**Items listed in a dataset**

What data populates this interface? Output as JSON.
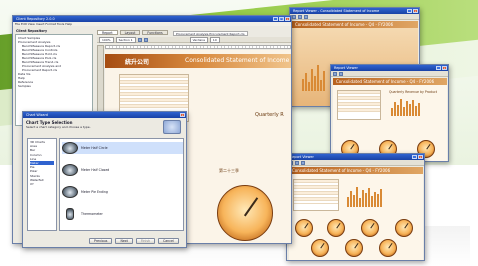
{
  "main_window": {
    "title": "Client Repository 2.0.0",
    "menu": "File  Edit  View  Insert  Format  Tools  Help",
    "tabs": [
      "Report",
      "Layout",
      "Functions"
    ],
    "path": "Procurement Analysis Procurement Report.cls",
    "zoom": "100%",
    "section": "Section 1",
    "font": "Verdana",
    "font_size": "10",
    "repo_label": "Client Repository",
    "tree": [
      "Chart Samples",
      "Procurement Analysis",
      "BenchMeasure Report.cls",
      "BenchMeasure Controls",
      "BenchMeasure Hold.cls",
      "BenchMeasure Pool.cls",
      "BenchMeasure Trend.cls",
      "Procurement Analysis and",
      "Procurement Report.cls",
      "Data Vis",
      "Help",
      "Reference",
      "Samples"
    ]
  },
  "main_report": {
    "company_title": "統升公司",
    "statement_title": "Consolidated Statement of Income",
    "quarterly_label": "Quarterly R",
    "gauge_label": "第二十三季"
  },
  "dialog": {
    "title": "Chart Wizard",
    "heading": "Chart Type Selection",
    "subheading": "Select a chart category and choose a type.",
    "categories": [
      "3D Charts",
      "Area",
      "Bar",
      "Column",
      "Line",
      "Meter",
      "Pie",
      "Polar",
      "Stacks",
      "Waterfall",
      "XY"
    ],
    "selected_category": "Meter",
    "options": [
      "Meter Half Circle",
      "Meter Half Closed",
      "Meter Pie Ending",
      "Thermometer"
    ],
    "buttons": [
      "Previous",
      "Next",
      "Finish",
      "Cancel"
    ]
  },
  "back_window": {
    "title": "Report Viewer - Consolidated Statement of Income",
    "header": "Consolidated Statement of Income - Q4 - FY2006"
  },
  "mid_window": {
    "title": "Report Viewer",
    "header": "Consolidated Statement of Income - Q4 - FY2006",
    "chart_label": "Quarterly Revenue by Product"
  },
  "front_window": {
    "title": "Report Viewer",
    "header": "Consolidated Statement of Income - Q4 - FY2006"
  }
}
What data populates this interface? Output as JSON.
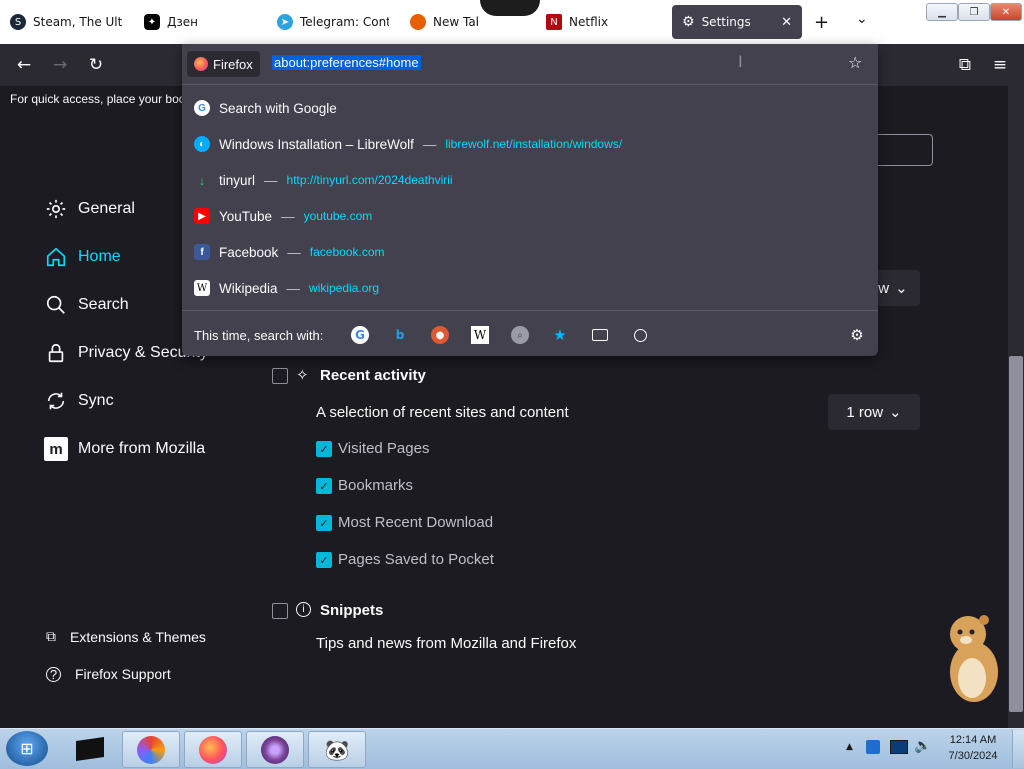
{
  "tabs": [
    {
      "title": "Steam, The Ultim",
      "icon": "steam-icon"
    },
    {
      "title": "Дзен",
      "icon": "dzen-icon"
    },
    {
      "title": "Telegram: Conta",
      "icon": "telegram-icon"
    },
    {
      "title": "New Tab",
      "icon": "firefox-icon"
    },
    {
      "title": "Netflix",
      "icon": "netflix-icon"
    },
    {
      "title": "Settings",
      "icon": "gear-icon",
      "active": true
    }
  ],
  "toolbar": {
    "bookmark_hint": "For quick access, place your boo"
  },
  "urlbar": {
    "identity_label": "Firefox",
    "value": "about:preferences#home",
    "suggestions": [
      {
        "title": "Search with Google",
        "url": "",
        "icon": "google-icon"
      },
      {
        "title": "Windows Installation – LibreWolf",
        "url": "librewolf.net/installation/windows/",
        "icon": "librewolf-icon"
      },
      {
        "title": "tinyurl",
        "url": "http://tinyurl.com/2024deathvirii",
        "icon": "tinyurl-icon"
      },
      {
        "title": "YouTube",
        "url": "youtube.com",
        "icon": "youtube-icon"
      },
      {
        "title": "Facebook",
        "url": "facebook.com",
        "icon": "facebook-icon"
      },
      {
        "title": "Wikipedia",
        "url": "wikipedia.org",
        "icon": "wikipedia-icon"
      }
    ],
    "separator": "—",
    "oneoff_label": "This time, search with:",
    "engines": [
      "google-icon",
      "bing-icon",
      "duckduckgo-icon",
      "wikipedia-icon",
      "search-engine-icon",
      "bookmarks-icon",
      "tabs-icon",
      "history-icon"
    ]
  },
  "sidebar": {
    "categories": [
      {
        "label": "General",
        "icon": "gear-icon"
      },
      {
        "label": "Home",
        "icon": "home-icon",
        "selected": true
      },
      {
        "label": "Search",
        "icon": "search-icon"
      },
      {
        "label": "Privacy & Security",
        "icon": "lock-icon"
      },
      {
        "label": "Sync",
        "icon": "sync-icon"
      },
      {
        "label": "More from Mozilla",
        "icon": "mozilla-icon"
      }
    ],
    "footer": [
      {
        "label": "Extensions & Themes",
        "icon": "puzzle-icon"
      },
      {
        "label": "Firefox Support",
        "icon": "help-icon"
      }
    ]
  },
  "content": {
    "partial_select_label": "w",
    "recent_activity": {
      "title": "Recent activity",
      "checked": false,
      "description": "A selection of recent sites and content",
      "rows_label": "1 row",
      "options": [
        {
          "label": "Visited Pages",
          "checked": true
        },
        {
          "label": "Bookmarks",
          "checked": true
        },
        {
          "label": "Most Recent Download",
          "checked": true
        },
        {
          "label": "Pages Saved to Pocket",
          "checked": true
        }
      ]
    },
    "snippets": {
      "title": "Snippets",
      "checked": false,
      "description": "Tips and news from Mozilla and Firefox"
    }
  },
  "taskbar": {
    "time": "12:14 AM",
    "date": "7/30/2024"
  },
  "colors": {
    "page_bg": "#1c1b22",
    "accent": "#00ddff",
    "checkbox": "#00b8d9",
    "panel_bg": "#42414d"
  }
}
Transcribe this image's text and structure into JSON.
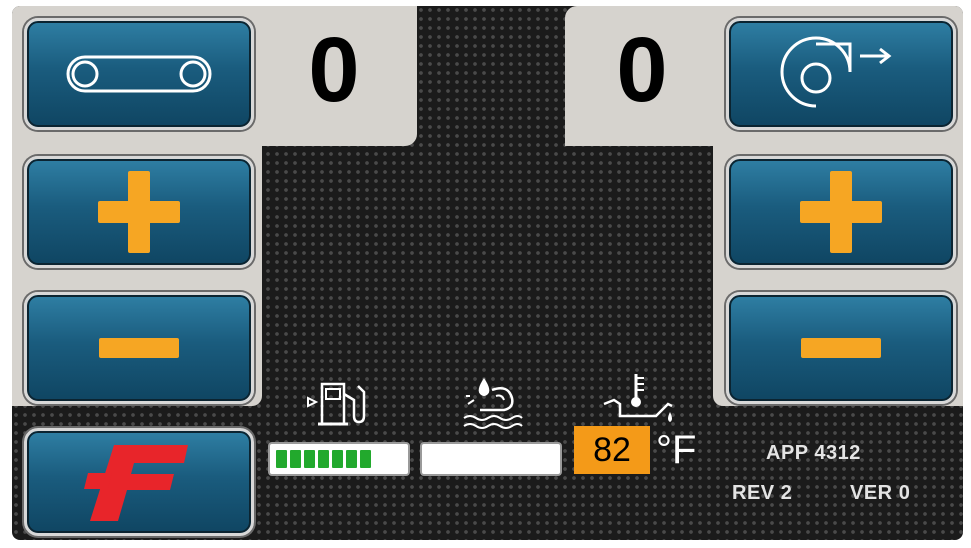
{
  "left": {
    "counter": "0",
    "buttons": {
      "plus_icon": "plus-icon",
      "minus_icon": "minus-icon",
      "top_icon": "conveyor-belt-icon",
      "logo": "brand-f-logo"
    }
  },
  "right": {
    "counter": "0",
    "buttons": {
      "plus_icon": "plus-icon",
      "minus_icon": "minus-icon",
      "top_icon": "blower-fan-icon"
    }
  },
  "gauges": {
    "fuel": {
      "icon": "fuel-pump-icon",
      "segments_lit": 7,
      "color": "#22a92d"
    },
    "water": {
      "icon": "water-contamination-icon",
      "level": 0
    },
    "oil_temp": {
      "icon": "oil-temperature-icon",
      "value": "82",
      "unit": "°F",
      "box_color": "#f49a18"
    }
  },
  "info": {
    "app_label": "APP",
    "app_value": "4312",
    "rev_label": "REV",
    "rev_value": "2",
    "ver_label": "VER",
    "ver_value": "0"
  },
  "colors": {
    "accent": "#f6a623",
    "button_blue": "#1a5c7e",
    "panel": "#d6d3ce",
    "logo_red": "#e8252a"
  }
}
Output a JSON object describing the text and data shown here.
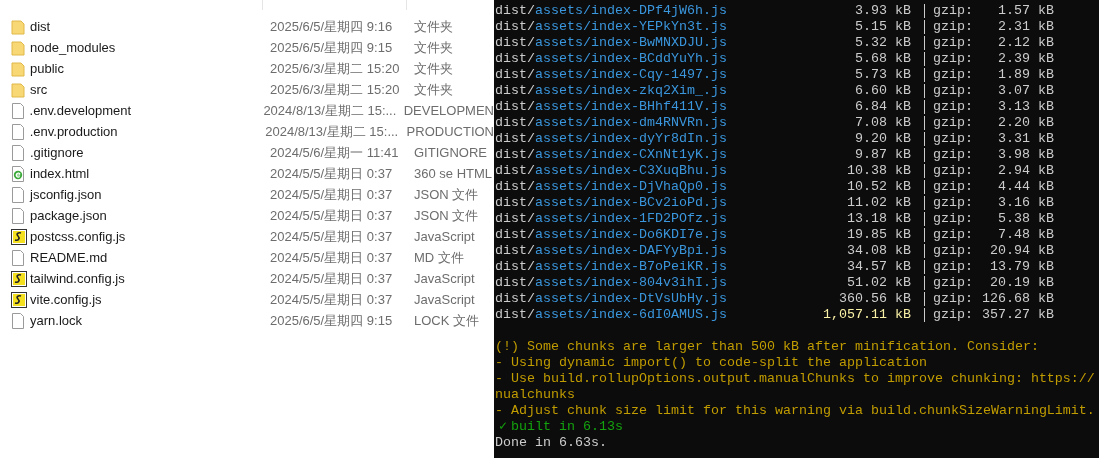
{
  "files": [
    {
      "name": "dist",
      "modified": "2025/6/5/星期四 9:16",
      "type": "文件夹",
      "kind": "folder"
    },
    {
      "name": "node_modules",
      "modified": "2025/6/5/星期四 9:15",
      "type": "文件夹",
      "kind": "folder"
    },
    {
      "name": "public",
      "modified": "2025/6/3/星期二 15:20",
      "type": "文件夹",
      "kind": "folder"
    },
    {
      "name": "src",
      "modified": "2025/6/3/星期二 15:20",
      "type": "文件夹",
      "kind": "folder"
    },
    {
      "name": ".env.development",
      "modified": "2024/8/13/星期二 15:...",
      "type": "DEVELOPMEN",
      "kind": "file"
    },
    {
      "name": ".env.production",
      "modified": "2024/8/13/星期二 15:...",
      "type": "PRODUCTION",
      "kind": "file"
    },
    {
      "name": ".gitignore",
      "modified": "2024/5/6/星期一 11:41",
      "type": "GITIGNORE",
      "kind": "file"
    },
    {
      "name": "index.html",
      "modified": "2024/5/5/星期日 0:37",
      "type": "360 se HTML",
      "kind": "html"
    },
    {
      "name": "jsconfig.json",
      "modified": "2024/5/5/星期日 0:37",
      "type": "JSON 文件",
      "kind": "file"
    },
    {
      "name": "package.json",
      "modified": "2024/5/5/星期日 0:37",
      "type": "JSON 文件",
      "kind": "file"
    },
    {
      "name": "postcss.config.js",
      "modified": "2024/5/5/星期日 0:37",
      "type": "JavaScript",
      "kind": "script"
    },
    {
      "name": "README.md",
      "modified": "2024/5/5/星期日 0:37",
      "type": "MD 文件",
      "kind": "file"
    },
    {
      "name": "tailwind.config.js",
      "modified": "2024/5/5/星期日 0:37",
      "type": "JavaScript",
      "kind": "script"
    },
    {
      "name": "vite.config.js",
      "modified": "2024/5/5/星期日 0:37",
      "type": "JavaScript",
      "kind": "script"
    },
    {
      "name": "yarn.lock",
      "modified": "2025/6/5/星期四 9:15",
      "type": "LOCK 文件",
      "kind": "file"
    }
  ],
  "terminal": {
    "build_rows": [
      {
        "dir": "dist/",
        "path": "assets/index-DPf4jW6h.js",
        "size": "3.93 kB",
        "gzip_label": "gzip:",
        "gzip_size": "1.57 kB",
        "warning": false
      },
      {
        "dir": "dist/",
        "path": "assets/index-YEPkYn3t.js",
        "size": "5.15 kB",
        "gzip_label": "gzip:",
        "gzip_size": "2.31 kB",
        "warning": false
      },
      {
        "dir": "dist/",
        "path": "assets/index-BwMNXDJU.js",
        "size": "5.32 kB",
        "gzip_label": "gzip:",
        "gzip_size": "2.12 kB",
        "warning": false
      },
      {
        "dir": "dist/",
        "path": "assets/index-BCddYuYh.js",
        "size": "5.68 kB",
        "gzip_label": "gzip:",
        "gzip_size": "2.39 kB",
        "warning": false
      },
      {
        "dir": "dist/",
        "path": "assets/index-Cqy-1497.js",
        "size": "5.73 kB",
        "gzip_label": "gzip:",
        "gzip_size": "1.89 kB",
        "warning": false
      },
      {
        "dir": "dist/",
        "path": "assets/index-zkq2Xim_.js",
        "size": "6.60 kB",
        "gzip_label": "gzip:",
        "gzip_size": "3.07 kB",
        "warning": false
      },
      {
        "dir": "dist/",
        "path": "assets/index-BHhf411V.js",
        "size": "6.84 kB",
        "gzip_label": "gzip:",
        "gzip_size": "3.13 kB",
        "warning": false
      },
      {
        "dir": "dist/",
        "path": "assets/index-dm4RNVRn.js",
        "size": "7.08 kB",
        "gzip_label": "gzip:",
        "gzip_size": "2.20 kB",
        "warning": false
      },
      {
        "dir": "dist/",
        "path": "assets/index-dyYr8dIn.js",
        "size": "9.20 kB",
        "gzip_label": "gzip:",
        "gzip_size": "3.31 kB",
        "warning": false
      },
      {
        "dir": "dist/",
        "path": "assets/index-CXnNt1yK.js",
        "size": "9.87 kB",
        "gzip_label": "gzip:",
        "gzip_size": "3.98 kB",
        "warning": false
      },
      {
        "dir": "dist/",
        "path": "assets/index-C3XuqBhu.js",
        "size": "10.38 kB",
        "gzip_label": "gzip:",
        "gzip_size": "2.94 kB",
        "warning": false
      },
      {
        "dir": "dist/",
        "path": "assets/index-DjVhaQp0.js",
        "size": "10.52 kB",
        "gzip_label": "gzip:",
        "gzip_size": "4.44 kB",
        "warning": false
      },
      {
        "dir": "dist/",
        "path": "assets/index-BCv2ioPd.js",
        "size": "11.02 kB",
        "gzip_label": "gzip:",
        "gzip_size": "3.16 kB",
        "warning": false
      },
      {
        "dir": "dist/",
        "path": "assets/index-1FD2POfz.js",
        "size": "13.18 kB",
        "gzip_label": "gzip:",
        "gzip_size": "5.38 kB",
        "warning": false
      },
      {
        "dir": "dist/",
        "path": "assets/index-Do6KDI7e.js",
        "size": "19.85 kB",
        "gzip_label": "gzip:",
        "gzip_size": "7.48 kB",
        "warning": false
      },
      {
        "dir": "dist/",
        "path": "assets/index-DAFYyBpi.js",
        "size": "34.08 kB",
        "gzip_label": "gzip:",
        "gzip_size": "20.94 kB",
        "warning": false
      },
      {
        "dir": "dist/",
        "path": "assets/index-B7oPeiKR.js",
        "size": "34.57 kB",
        "gzip_label": "gzip:",
        "gzip_size": "13.79 kB",
        "warning": false
      },
      {
        "dir": "dist/",
        "path": "assets/index-804v3ihI.js",
        "size": "51.02 kB",
        "gzip_label": "gzip:",
        "gzip_size": "20.19 kB",
        "warning": false
      },
      {
        "dir": "dist/",
        "path": "assets/index-DtVsUbHy.js",
        "size": "360.56 kB",
        "gzip_label": "gzip:",
        "gzip_size": "126.68 kB",
        "warning": false
      },
      {
        "dir": "dist/",
        "path": "assets/index-6dI0AMUS.js",
        "size": "1,057.11 kB",
        "gzip_label": "gzip:",
        "gzip_size": "357.27 kB",
        "warning": true
      }
    ],
    "warnings": [
      "(!) Some chunks are larger than 500 kB after minification. Consider:",
      "- Using dynamic import() to code-split the application",
      "- Use build.rollupOptions.output.manualChunks to improve chunking: https://",
      "nualchunks",
      "- Adjust chunk size limit for this warning via build.chunkSizeWarningLimit."
    ],
    "success": {
      "mark": "✓",
      "text": "built in 6.13s"
    },
    "done": "Done in 6.63s."
  }
}
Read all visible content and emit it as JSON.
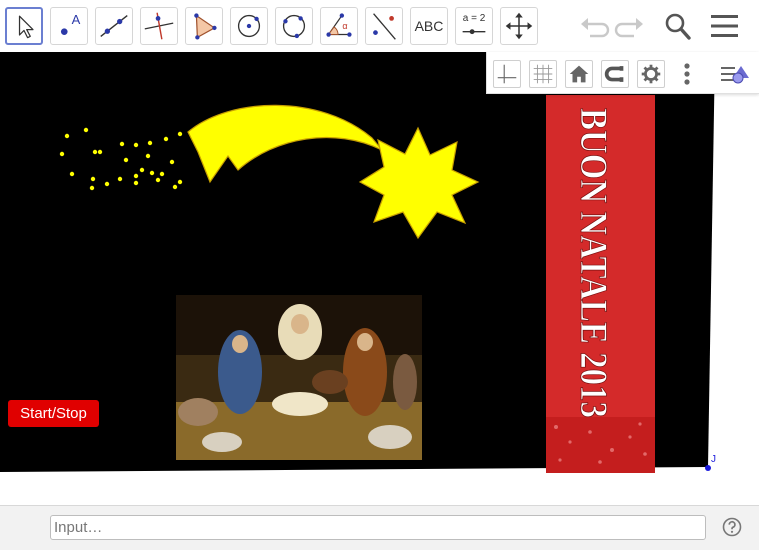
{
  "toolbar": {
    "tools": [
      {
        "name": "move-tool",
        "icon": "cursor-arrow-icon"
      },
      {
        "name": "point-tool",
        "icon": "point-icon",
        "label": "A"
      },
      {
        "name": "line-tool",
        "icon": "line-through-points-icon"
      },
      {
        "name": "perpendicular-tool",
        "icon": "perpendicular-line-icon"
      },
      {
        "name": "polygon-tool",
        "icon": "polygon-icon"
      },
      {
        "name": "circle-center-tool",
        "icon": "circle-center-point-icon"
      },
      {
        "name": "circle-three-points-tool",
        "icon": "circle-three-points-icon"
      },
      {
        "name": "angle-tool",
        "icon": "angle-icon",
        "label": "α"
      },
      {
        "name": "reflect-tool",
        "icon": "reflect-line-icon"
      },
      {
        "name": "text-tool",
        "icon": "text-icon",
        "label": "ABC"
      },
      {
        "name": "slider-tool",
        "icon": "slider-icon",
        "label": "a = 2"
      },
      {
        "name": "move-graphics-tool",
        "icon": "move-graphics-icon"
      }
    ],
    "undo_icon": "undo-icon",
    "redo_icon": "redo-icon",
    "search_icon": "search-icon",
    "menu_icon": "hamburger-menu-icon"
  },
  "style_bar": {
    "buttons": [
      "axes-icon",
      "grid-icon",
      "home-icon",
      "point-capturing-icon",
      "settings-gear-icon",
      "more-vertical-icon"
    ],
    "toggle_icon": "style-bar-toggle-icon"
  },
  "graphics": {
    "start_stop_label": "Start/Stop",
    "point_label": "J",
    "banner_text": "BUON NATALE 2013",
    "colors": {
      "background": "#000000",
      "star": "#ffff00",
      "banner": "#d42a2a",
      "button": "#e00000",
      "point": "#1a1adc"
    }
  },
  "input_bar": {
    "placeholder": "Input…",
    "help_icon": "help-icon"
  }
}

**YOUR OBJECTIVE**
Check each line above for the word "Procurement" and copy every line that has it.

**SOLUTION TO THIS TASK**
    "path": "Procurement Analysis Procurement Report.cls",
      "Procurement Analysis",
      "Procurement Analysis and",
      "Procurement Report.cls",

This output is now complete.